:: Dataset content

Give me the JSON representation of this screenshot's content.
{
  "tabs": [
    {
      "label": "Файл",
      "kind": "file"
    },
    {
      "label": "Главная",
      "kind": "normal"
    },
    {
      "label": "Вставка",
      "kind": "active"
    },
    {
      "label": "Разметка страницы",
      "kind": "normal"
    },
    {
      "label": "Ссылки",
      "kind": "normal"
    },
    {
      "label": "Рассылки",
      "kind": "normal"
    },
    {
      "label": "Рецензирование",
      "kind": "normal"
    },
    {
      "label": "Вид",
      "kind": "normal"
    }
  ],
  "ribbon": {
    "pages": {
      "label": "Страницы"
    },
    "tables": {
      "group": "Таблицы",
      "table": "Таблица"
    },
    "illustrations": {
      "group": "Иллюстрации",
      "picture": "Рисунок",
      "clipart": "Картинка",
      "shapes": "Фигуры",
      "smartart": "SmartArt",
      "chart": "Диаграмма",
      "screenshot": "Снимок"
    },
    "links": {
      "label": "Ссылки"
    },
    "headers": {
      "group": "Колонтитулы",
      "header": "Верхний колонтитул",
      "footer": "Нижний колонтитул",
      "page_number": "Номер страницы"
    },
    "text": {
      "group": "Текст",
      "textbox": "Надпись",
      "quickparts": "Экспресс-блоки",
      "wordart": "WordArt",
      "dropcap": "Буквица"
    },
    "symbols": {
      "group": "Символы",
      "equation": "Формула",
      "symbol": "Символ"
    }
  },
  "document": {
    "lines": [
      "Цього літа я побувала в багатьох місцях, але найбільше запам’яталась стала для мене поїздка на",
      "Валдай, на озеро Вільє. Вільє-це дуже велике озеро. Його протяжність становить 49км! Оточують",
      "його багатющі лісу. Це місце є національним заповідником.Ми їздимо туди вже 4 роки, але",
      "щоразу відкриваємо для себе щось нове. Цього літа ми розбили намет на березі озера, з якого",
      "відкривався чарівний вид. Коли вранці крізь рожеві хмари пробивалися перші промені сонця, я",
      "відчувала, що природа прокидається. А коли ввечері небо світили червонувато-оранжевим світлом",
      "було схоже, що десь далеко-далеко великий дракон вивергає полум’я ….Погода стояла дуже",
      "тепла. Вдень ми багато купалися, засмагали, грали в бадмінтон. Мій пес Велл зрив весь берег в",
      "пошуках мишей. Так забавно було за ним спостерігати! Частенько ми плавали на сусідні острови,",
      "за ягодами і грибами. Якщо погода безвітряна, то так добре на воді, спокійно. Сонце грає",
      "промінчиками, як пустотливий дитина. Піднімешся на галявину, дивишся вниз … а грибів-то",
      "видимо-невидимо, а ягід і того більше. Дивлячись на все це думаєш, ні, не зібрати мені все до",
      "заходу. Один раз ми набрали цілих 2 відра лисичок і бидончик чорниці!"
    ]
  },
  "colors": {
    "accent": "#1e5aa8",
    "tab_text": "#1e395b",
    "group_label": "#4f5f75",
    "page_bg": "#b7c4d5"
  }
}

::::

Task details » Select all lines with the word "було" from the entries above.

Response »
      "було схоже, що десь далеко-далеко великий дракон вивергає полум’я ….Погода стояла дуже",
      "пошуках мишей. Так забавно було за ним спостерігати! Частенько ми плавали на сусідні острови,",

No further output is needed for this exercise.